*Records to process*:
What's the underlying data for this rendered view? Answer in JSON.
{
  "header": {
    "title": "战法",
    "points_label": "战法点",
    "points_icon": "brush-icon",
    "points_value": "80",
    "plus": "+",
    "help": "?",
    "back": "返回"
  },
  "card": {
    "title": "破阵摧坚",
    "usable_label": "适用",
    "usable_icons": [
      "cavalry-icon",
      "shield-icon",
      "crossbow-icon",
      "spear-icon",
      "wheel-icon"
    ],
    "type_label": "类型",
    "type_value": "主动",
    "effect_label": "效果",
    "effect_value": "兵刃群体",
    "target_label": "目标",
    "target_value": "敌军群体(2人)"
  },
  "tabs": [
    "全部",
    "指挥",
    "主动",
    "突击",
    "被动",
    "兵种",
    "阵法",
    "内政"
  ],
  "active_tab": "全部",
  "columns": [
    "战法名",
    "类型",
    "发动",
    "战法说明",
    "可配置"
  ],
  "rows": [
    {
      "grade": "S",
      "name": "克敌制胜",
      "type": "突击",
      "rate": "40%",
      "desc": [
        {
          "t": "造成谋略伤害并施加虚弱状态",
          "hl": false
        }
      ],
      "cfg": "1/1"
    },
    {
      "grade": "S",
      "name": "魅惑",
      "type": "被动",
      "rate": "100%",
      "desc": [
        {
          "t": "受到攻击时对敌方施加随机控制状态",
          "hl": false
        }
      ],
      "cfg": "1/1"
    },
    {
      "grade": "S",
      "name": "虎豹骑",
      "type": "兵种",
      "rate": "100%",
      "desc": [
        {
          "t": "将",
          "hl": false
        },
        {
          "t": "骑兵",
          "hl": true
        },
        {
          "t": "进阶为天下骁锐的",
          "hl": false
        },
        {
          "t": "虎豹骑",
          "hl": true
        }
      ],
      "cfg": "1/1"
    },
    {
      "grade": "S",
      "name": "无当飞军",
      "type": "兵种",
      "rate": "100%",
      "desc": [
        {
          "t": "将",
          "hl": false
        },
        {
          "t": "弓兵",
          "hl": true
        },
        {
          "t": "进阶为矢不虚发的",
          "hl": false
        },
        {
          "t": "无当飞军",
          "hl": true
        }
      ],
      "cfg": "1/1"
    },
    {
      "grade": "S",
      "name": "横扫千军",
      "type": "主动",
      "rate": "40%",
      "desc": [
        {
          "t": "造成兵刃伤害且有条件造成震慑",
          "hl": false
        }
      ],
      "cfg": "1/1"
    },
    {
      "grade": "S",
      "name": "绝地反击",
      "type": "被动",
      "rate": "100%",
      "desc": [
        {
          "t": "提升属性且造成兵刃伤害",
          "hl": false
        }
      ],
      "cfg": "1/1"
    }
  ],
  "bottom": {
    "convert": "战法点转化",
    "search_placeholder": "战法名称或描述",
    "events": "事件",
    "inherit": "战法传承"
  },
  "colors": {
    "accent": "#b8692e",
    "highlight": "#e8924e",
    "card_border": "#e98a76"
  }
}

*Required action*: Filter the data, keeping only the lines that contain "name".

*Task output*:
      "name": "克敌制胜",
      "name": "魅惑",
      "name": "虎豹骑",
      "name": "无当飞军",
      "name": "横扫千军",
      "name": "绝地反击",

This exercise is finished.